5) Once there is a hint of a thunderstorm, avoid water, high ground and open spaces. Stay away from all metal objects including electric wires, fences, machinery, motors and power tools.
6) If you find that you are outside and far away from shelter when a lightning strike occurs, crouch down and get as close to the ground as possible. Put your feet together and place your hands over your ears to minimize possible hearing damage from thunder. Try to stay at least 15 feet away from other people.
7) Even if you are indoors, it does not mean you are completely safe during an electrical storm. Avoid contact with water, and stay away from doors and windows. Do not use the telephone, and do not use headsets to listen to music until the storm passes. To protect electrical equipment inside your home, turn them off and unplug them.
8) Lightning victims do not carry an electrical charge, are safe to touch and need urgent medical attention. Some deaths can be prevented if the victim receives the proper first aid immediately. Call 9-1-1 immediately and perform CPR if the person is unresponsive or not breathing. Use an Automatic External Defibrillator if one is available.
9) If you drive into a thunderstorm, slow down and use extra caution. If possible, pull off the road into a safe area, and do not leave your vehicle during a thunderstorm.
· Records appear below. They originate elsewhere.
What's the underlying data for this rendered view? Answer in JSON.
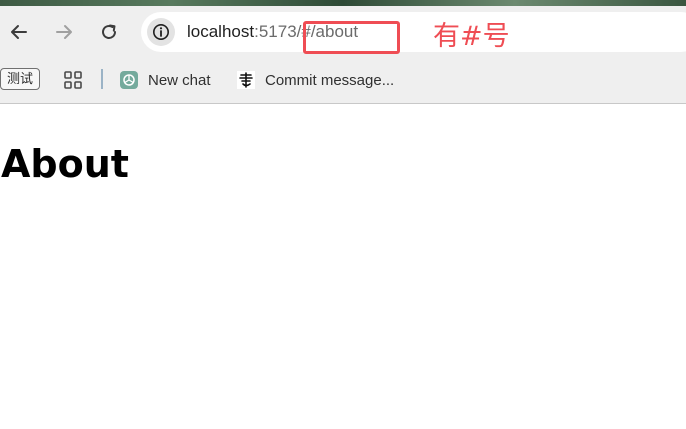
{
  "browser": {
    "address_bar": {
      "host": "localhost",
      "port": ":5173",
      "path": "/#/about"
    },
    "bookmarks": {
      "chip_label": "测试",
      "items": [
        {
          "label": "New chat",
          "icon": "chatgpt-icon"
        },
        {
          "label": "Commit message...",
          "icon": "calligraphy-icon"
        }
      ]
    }
  },
  "annotation": {
    "text": "有#号",
    "color": "#ef4d54"
  },
  "page": {
    "heading": "About"
  }
}
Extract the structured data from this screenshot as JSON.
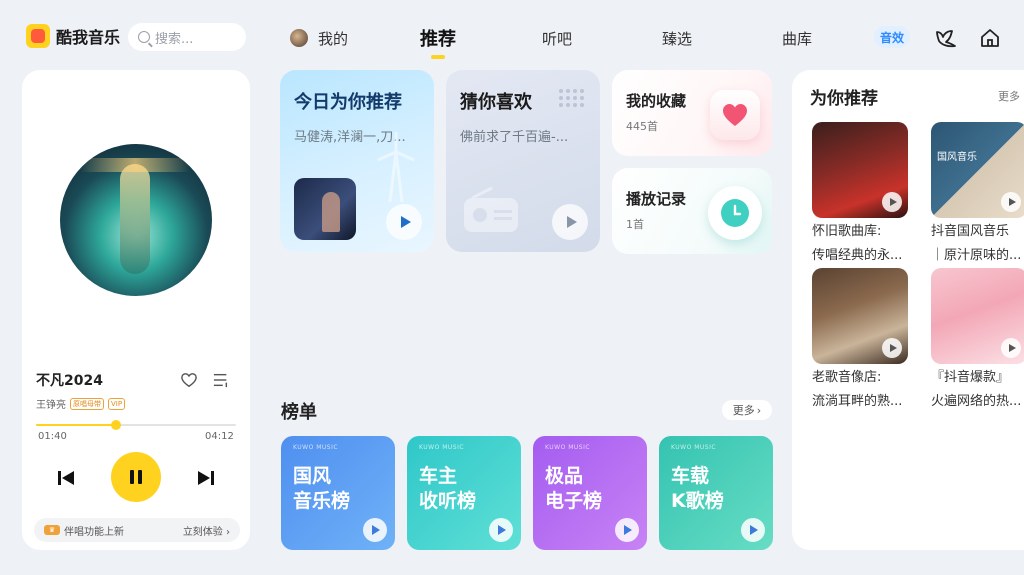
{
  "app": {
    "name": "酷我音乐"
  },
  "search": {
    "placeholder": "搜索..."
  },
  "nav": {
    "mine": "我的",
    "recommend": "推荐",
    "tingba": "听吧",
    "zhenxuan": "臻选",
    "quku": "曲库",
    "sound_effect": "音效"
  },
  "player": {
    "song": "不凡2024",
    "artist": "王铮亮",
    "tags": [
      "原唱母带",
      "VIP"
    ],
    "current_time": "01:40",
    "total_time": "04:12",
    "progress": 0.4,
    "feature_text": "伴唱功能上新",
    "feature_action": "立刻体验"
  },
  "cards": {
    "today": {
      "title": "今日为你推荐",
      "subtitle": "马健涛,洋澜一,刀..."
    },
    "guess": {
      "title": "猜你喜欢",
      "subtitle": "佛前求了千百遍-..."
    },
    "favorites": {
      "title": "我的收藏",
      "count": "445首"
    },
    "history": {
      "title": "播放记录",
      "count": "1首"
    }
  },
  "charts": {
    "title": "榜单",
    "more": "更多",
    "brand": "KUWO MUSIC",
    "items": [
      {
        "line1": "国风",
        "line2": "音乐榜",
        "from": "#4f8ff0",
        "to": "#6fb2f7"
      },
      {
        "line1": "车主",
        "line2": "收听榜",
        "from": "#2fc7c9",
        "to": "#5fe0d6"
      },
      {
        "line1": "极品",
        "line2": "电子榜",
        "from": "#a45cf0",
        "to": "#c883f5"
      },
      {
        "line1": "车载",
        "line2": "K歌榜",
        "from": "#34c3b1",
        "to": "#67ddc4"
      }
    ]
  },
  "recommend": {
    "title": "为你推荐",
    "more": "更多",
    "items": [
      {
        "line1": "怀旧歌曲库:",
        "line2": "传唱经典的永..."
      },
      {
        "line1": "抖音国风音乐",
        "line2": "｜原汁原味的..."
      },
      {
        "line1": "老歌音像店:",
        "line2": "流淌耳畔的熟..."
      },
      {
        "line1": "『抖音爆款』",
        "line2": "火遍网络的热..."
      }
    ],
    "thumb_label": "国风音乐"
  },
  "colors": {
    "accent": "#ffd21f",
    "background": "#eef1f6"
  }
}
10) Boats, particularly those with no cabin, are dangerous places to be during an electrical storm. It is crucial to listen to the weather when you are boating; if thunderstorms are forecast, don't go out. If you are out on the water and skies are threatening, get back to land immediately and find a safe place to wait out the threat.
Sources: National Lightning Safety Institute (http://www.lightningsafety.com/nlsi_pls/lst.html); National Weather Service: Lightning Safety (http://www.lightningsafety.noaa.gov/overview.htm); National Weather Service: Lightning Risk Reduction Outdoors (http://www.lightningsafety.noaa.gov/outdoors.htm)